The dark red areas on the map above show that the Pacific waters off of South America are currently very warm. This is an unusual “coastal El Niño” that is not linked to the larger El Niño with global climate implications, says biological oceanographer Francisco Chavez of the Monterey Bay Aquarium Research Institute. A classical El Niño is a band of warm water that develops across the Pacific. That’s in contrast to the La Niña we’ve had the past few years, which is a band of cold water in the Pacific.
Models suggest there’s a 62 percent chance of a classical El Niño developing by June or July, with a four in 10 chance of a strong El Niño. But it’s not a sure thing because El Niño is a consequence of complex atmospheric dynamics—basically, wind blowing warm water over from Asia. “There’s still a lot of uncertainty,” says Chavez. “Forecasting the real El Niño is difficult because the atmosphere is chaotic.”
Whenever El Niño does arrive, it’ll have consequences. On the upside, there tends to be less hurricane activity over in the Atlantic when El Niño is active in the Pacific. But the outcomes for precipitation are mixed: For Peru, El Niño tends to create more rainfall, but to the east in the Amazon rainforest, it can lead to devastating drought. And all that extra heat in the Pacific could significantly raise global temperatures. “There’s a chance for 2023 to be the record warmest year,” says Rohde. “If an El Niño develops, as we now think is likely, 2024 will probably be warmer than 2023.”

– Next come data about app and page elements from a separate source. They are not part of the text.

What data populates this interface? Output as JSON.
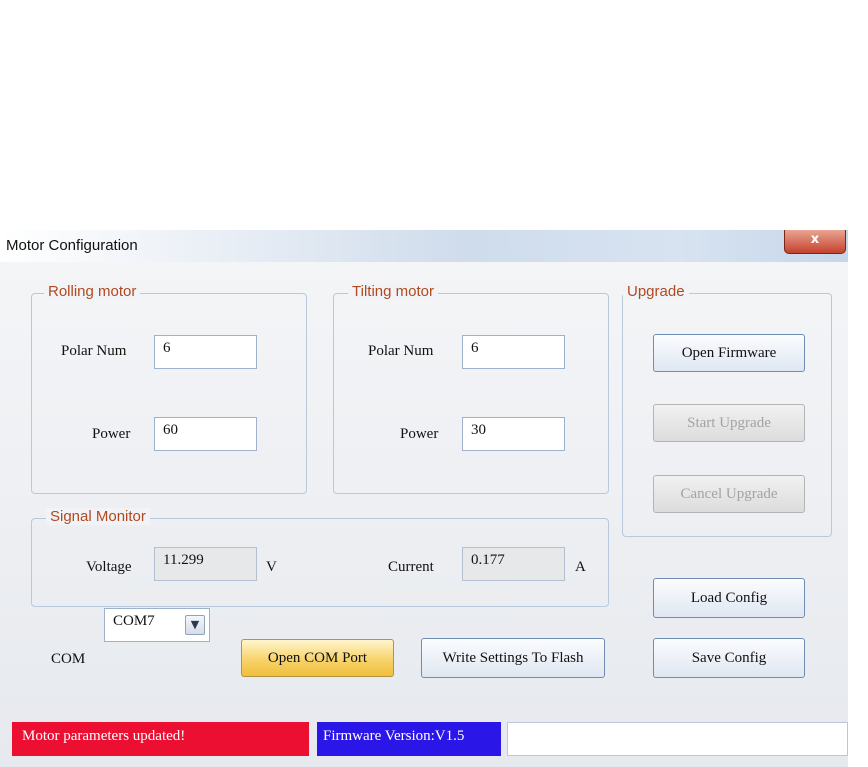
{
  "window": {
    "title": "Motor Configuration",
    "close_glyph": "x"
  },
  "rolling": {
    "title": "Rolling motor",
    "polar_label": "Polar Num",
    "polar_value": "6",
    "power_label": "Power",
    "power_value": "60"
  },
  "tilting": {
    "title": "Tilting motor",
    "polar_label": "Polar Num",
    "polar_value": "6",
    "power_label": "Power",
    "power_value": "30"
  },
  "upgrade": {
    "title": "Upgrade",
    "open_label": "Open Firmware",
    "start_label": "Start Upgrade",
    "cancel_label": "Cancel Upgrade"
  },
  "signal": {
    "title": "Signal Monitor",
    "voltage_label": "Voltage",
    "voltage_value": "11.299",
    "voltage_unit": "V",
    "current_label": "Current",
    "current_value": "0.177",
    "current_unit": "A"
  },
  "config": {
    "load_label": "Load Config",
    "save_label": "Save Config"
  },
  "com": {
    "label": "COM",
    "selected": "COM7",
    "open_label": "Open COM Port",
    "write_label": "Write Settings To Flash"
  },
  "status": {
    "message": "Motor parameters updated!",
    "firmware": "Firmware Version:V1.5",
    "extra": ""
  },
  "colors": {
    "status_error": "#ec0f32",
    "status_info": "#2a16e6",
    "group_label": "#b1491f"
  }
}
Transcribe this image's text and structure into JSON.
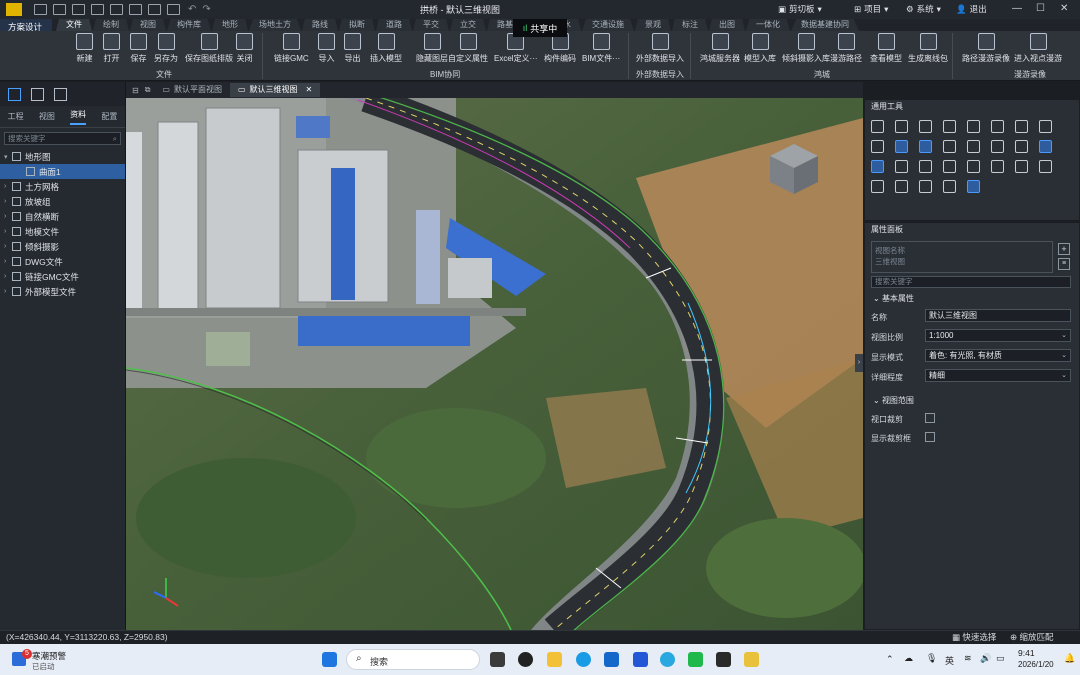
{
  "app": {
    "doc_title": "拱桥 - 默认三维视图",
    "project_menu": "项目",
    "system_menu": "系统",
    "logout": "退出",
    "clipboard": "剪切板"
  },
  "scheme": {
    "label": "方案设计"
  },
  "share": {
    "label": "共享中"
  },
  "ribbon_tabs": [
    "文件",
    "绘制",
    "视图",
    "构件库",
    "地形",
    "场地土方",
    "路线",
    "拟断",
    "道路",
    "平交",
    "立交",
    "路基",
    "",
    "排水",
    "交通设施",
    "景观",
    "标注",
    "出图",
    "一体化",
    "数据基建协同"
  ],
  "ribbon": {
    "file_group": {
      "title": "文件",
      "buttons": [
        "新建",
        "打开",
        "保存",
        "另存为",
        "保存图纸排版",
        "关闭"
      ]
    },
    "bim_group": {
      "title": "BIM协同",
      "buttons": [
        "链接GMC",
        "导入",
        "导出",
        "插入模型",
        "隐藏图层",
        "自定义属性",
        "Excel定义···",
        "构件编码",
        "BIM文件···"
      ]
    },
    "external_group": {
      "title": "外部数据导入",
      "buttons": [
        "外部数据导入"
      ]
    },
    "hongcheng_group": {
      "title": "鸿城",
      "buttons": [
        "鸿城服务器",
        "模型入库",
        "倾斜摄影入库",
        "漫游路径",
        "查看模型",
        "生成离线包"
      ]
    },
    "roam_group": {
      "title": "漫游录像",
      "buttons": [
        "路径漫游录像",
        "进入视点漫游"
      ]
    }
  },
  "left_panel": {
    "tabs": [
      "工程",
      "视图",
      "资料",
      "配置"
    ],
    "active_tab": "资料",
    "search_placeholder": "搜索关键字",
    "tree": [
      {
        "label": "地形图",
        "level": 0,
        "expanded": true
      },
      {
        "label": "曲面1",
        "level": 1,
        "selected": true
      },
      {
        "label": "土方网格",
        "level": 0
      },
      {
        "label": "放坡组",
        "level": 0
      },
      {
        "label": "自然横断",
        "level": 0
      },
      {
        "label": "地模文件",
        "level": 0
      },
      {
        "label": "倾斜摄影",
        "level": 0
      },
      {
        "label": "DWG文件",
        "level": 0
      },
      {
        "label": "链接GMC文件",
        "level": 0
      },
      {
        "label": "外部模型文件",
        "level": 0
      }
    ]
  },
  "doc_tabs": [
    "默认平面视图",
    "默认三维视图"
  ],
  "tools_panel": {
    "title": "通用工具"
  },
  "props": {
    "title": "属性面板",
    "view_placeholder_1": "视图名称",
    "view_placeholder_2": "三维视图",
    "search_placeholder": "搜索关键字",
    "basic_section": "基本属性",
    "rows": [
      {
        "label": "名称",
        "value": "默认三维视图"
      },
      {
        "label": "视图比例",
        "value": "1:1000"
      },
      {
        "label": "显示模式",
        "value": "着色: 有光照, 有材质"
      },
      {
        "label": "详细程度",
        "value": "精细"
      }
    ],
    "range_section": "视图范围",
    "crop_label": "视口裁剪",
    "crop_show_label": "显示裁剪框"
  },
  "status": {
    "coords": "(X=426340.44, Y=3113220.63, Z=2950.83)",
    "quick_select": "快速选择",
    "zoom_fit": "缩放匹配"
  },
  "taskbar": {
    "weather_title": "寒潮预警",
    "weather_sub": "已启动",
    "search": "搜索",
    "ime": "英",
    "time": "9:41",
    "date": "2026/1/20",
    "badge": "5"
  },
  "colors": {
    "accent": "#4aa0ff",
    "selected": "#2e5fa0",
    "panel": "#2a2f36"
  }
}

In the ocean itself, warmer waters—due to El Niño or just overall long-term heating—can become less biologically productive. Some organisms that reach their thermal limit can migrate to colder waters, transforming both the ecosystems they leave and the new ones where they take shelter. But others, like corals, are stuck in place. These animals are particularly sensitive to heat, and bleach in response, releasing their symbiotic algae that provide them energy.
The ocean food chain also depends on the natural circulation of water, which is influenced in part by temperature. When cold water in the depths upwells to the surface, it brings up nutrients that fertilize phytoplankton. These microscopic plants grow in the sunlight, becoming a critical food source for tiny animals called zooplankton. But when water heats up at the surface, it stratifies, turning into a sort of cap that sits on top of colder waters below. “The bigger the cap, the harder it is to break. By heating the ocean, you’re going to basically decrease the amount of nutrients that come up,” says Chavez. “A longer-term concern is: How much is this overall heating going to change the natural fertilization processes, like upwelling? Will the ocean become more of a desert over time?”